When I interviewed members of their intended audience, having to log in to get to non-sensitive information was a huge but familiar barrier to entry. Most people were resigned to this with all websites of this type in their field, but none were happy about it. During the interviews, I actually asked people to interact with the site and saw several problems regularly. 1) Those who had created accounts either forgot completely that they had because of time between visits. 2) Visitors who knew they had accounts forgot their credentials, a problem they indicated was common for their interactions with others site of this type. 3) The most Web savvy stated that they had a standard "throwaway" set of credentials that they would always use on a site like this. When asked about their likely use of the site, most said that they would usually just go elsewhere for the information when the credentials got in their way.
Since the basic use wasn't really about guarding access to the information, I recommended to my client that they simply request an email address as a short-term solution, and omit full credentials for access. If they still required an account (more details about the user), account management would require a login. However, in the longer term, technology could actually take most of the burden from users. The company has a huge database of contacts that could be used to cross reference emails entered. Handling this on their servers would actually provide them with even more data about types of users than the account information they collected.
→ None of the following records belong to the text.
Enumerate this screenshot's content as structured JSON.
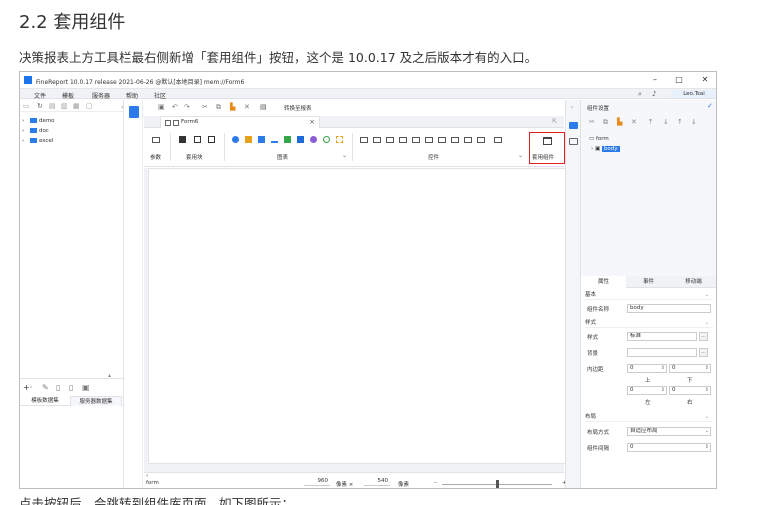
{
  "doc": {
    "heading": "2.2 套用组件",
    "paragraph": "决策报表上方工具栏最右侧新增「套用组件」按钮，这个是 10.0.17 及之后版本才有的入口。",
    "bottom_text": "点击按钮后，会跳转到组件库页面，如下图所示："
  },
  "window": {
    "title": "FineReport 10.0.17 release 2021-06-26 @默认[本地目录]   mem://Form6",
    "controls": {
      "minimize": "–",
      "maximize": "□",
      "close": "✕"
    }
  },
  "menu": {
    "items": [
      "文件",
      "模板",
      "服务器",
      "帮助",
      "社区"
    ],
    "search_icon": "magnifier",
    "bell_icon": "bell",
    "user": "Leo.Tsai"
  },
  "left_pane": {
    "tree": [
      "demo",
      "doc",
      "excel"
    ],
    "bottom_tabs": [
      "模板数据集",
      "服务器数据集"
    ]
  },
  "editor": {
    "quick_toolbar_label": "转换至报表",
    "tab_label": "Form6",
    "ribbon": {
      "groups": [
        "参数",
        "套用块",
        "图表",
        "控件"
      ],
      "apply_component": "套用组件"
    },
    "status": {
      "left": "form",
      "width_value": "960",
      "width_unit": "像素 ×",
      "height_value": "540",
      "height_unit": "像素",
      "minus": "–",
      "plus": "+"
    }
  },
  "right_pane": {
    "title": "组件设置",
    "tree_root": "form",
    "tree_child": "body",
    "tabs": [
      "属性",
      "事件",
      "移动端"
    ],
    "sections": {
      "basic": "基本",
      "style": "样式",
      "layout": "布局"
    },
    "fields": {
      "widget_name_label": "组件名称",
      "widget_name_value": "body",
      "style_label": "样式",
      "style_value": "标准",
      "background_label": "背景",
      "padding_label": "内边距",
      "padding_top": "0",
      "padding_bottom": "0",
      "padding_left": "0",
      "padding_right": "0",
      "top_label": "上",
      "bottom_label": "下",
      "left_label": "左",
      "right_label": "右",
      "layout_mode_label": "布局方式",
      "layout_mode_value": "自适应布局",
      "spacing_label": "组件间隔",
      "spacing_value": "0"
    }
  }
}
The managers at the client indicated they really just assumed that the only way they could gather their information was with an account and credentials model. They had not really considered their real needs against the user perception and goals. They intend to make the change I recommended as part of their redesign, which is still pending.
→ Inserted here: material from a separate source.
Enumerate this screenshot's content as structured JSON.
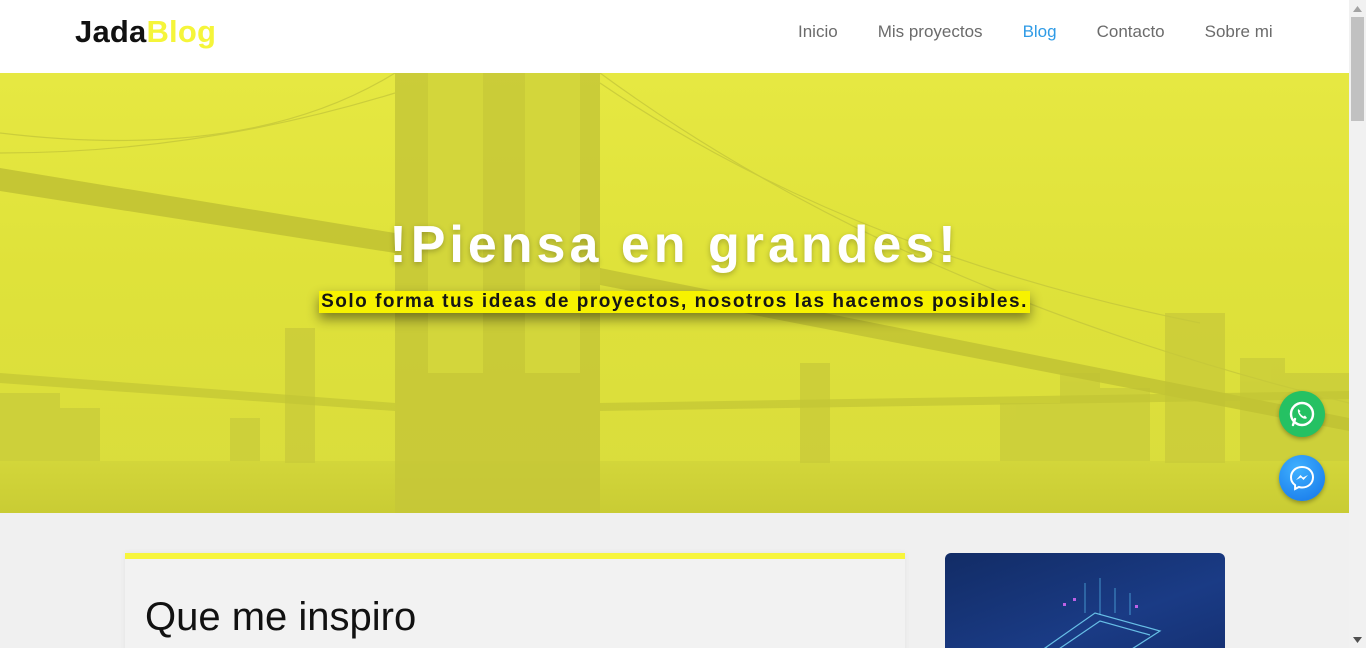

Great points all, but what do you suggest to combat bot-delivered spam?ReplyDelete
Human moderation only works for properties large enough to fund it, and comment spam affects even tiny author-operated blogs.
CAPTCHA is already broken a few ways, tremendously user-hostile, and only a rear-guard action even if it worked superbly today.
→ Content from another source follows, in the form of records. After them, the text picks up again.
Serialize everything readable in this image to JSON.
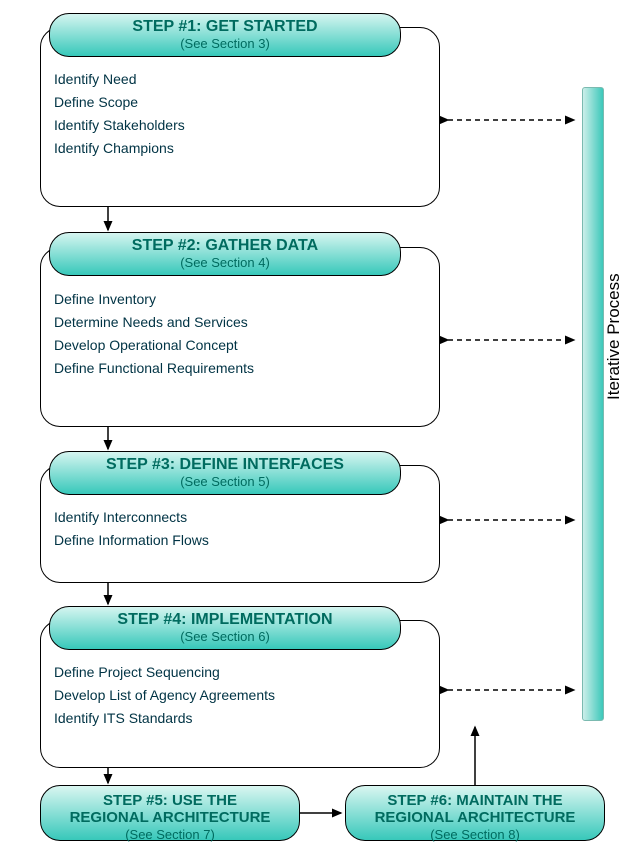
{
  "steps": [
    {
      "title": "STEP #1:  GET STARTED",
      "sub": "(See Section 3)",
      "tasks": [
        "Identify Need",
        "Define Scope",
        "Identify Stakeholders",
        "Identify Champions"
      ]
    },
    {
      "title": "STEP #2:  GATHER DATA",
      "sub": "(See Section 4)",
      "tasks": [
        "Define Inventory",
        "Determine Needs and Services",
        "Develop Operational Concept",
        "Define Functional Requirements"
      ]
    },
    {
      "title": "STEP #3:  DEFINE INTERFACES",
      "sub": "(See Section 5)",
      "tasks": [
        "Identify Interconnects",
        "Define Information Flows"
      ]
    },
    {
      "title": "STEP #4:  IMPLEMENTATION",
      "sub": "(See Section 6)",
      "tasks": [
        "Define Project Sequencing",
        "Develop List of Agency Agreements",
        "Identify ITS Standards"
      ]
    }
  ],
  "step5": {
    "title1": "STEP #5:  USE THE",
    "title2": "REGIONAL ARCHITECTURE",
    "sub": "(See Section 7)"
  },
  "step6": {
    "title1": "STEP #6:  MAINTAIN THE",
    "title2": "REGIONAL ARCHITECTURE",
    "sub": "(See Section 8)"
  },
  "iterLabel": "Iterative Process"
}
You can't reasonably block every bot IP address in the world, and detecting and blocking is work akin to moderation anyway.
So...what? It's easier to ID the problem than to fix it.
Fair enough. It's true, I don't know the answer. And I agree that CAPTCHA is hostile in a lot of ways.ReplyDelete
I guess I'd like to see some creative research on how to deal with the problem of spam bots.
I do know that it's just lucky that it happened on Gawker and not on NYTimes.com or Amazon.com. Because when it does, it will be much more ugly for people, and the ripple will be much more like a tidal wave.
Off the cuff, I can think of some of hybrid solutions to the bot problem, JimmieDave, but all of my ideas put at least some burden on the users: email confirmations on first post, a variation on a community ranking/policing system currently used to manage trolls, giving users quick access to all their posts and perpetual editing/delete rights. These may be preferable because they demand less effort than logging in each time and reduce risky re-use of credentials, but none are perfect.ReplyDelete
Having seen how trolls are dealt with in some online communities, users may not object to a role in policing bots and spam--if that is the actual goal of credentials. Unfortunately, the credential system that most sites use is, well, a lot like the TSA. The innocent majority suffer with burdensome rules targeting (usually ineffectively) the guilty minority.
While user research can help determine the tolerance for spam vs. acceptable responsibility as a member of a community, I think that the optimal design approach *generally* will be a system of solutions that blend technology and human interventions. But someone far more clever than I may suggest the elegant single solution that eludes me so far. :)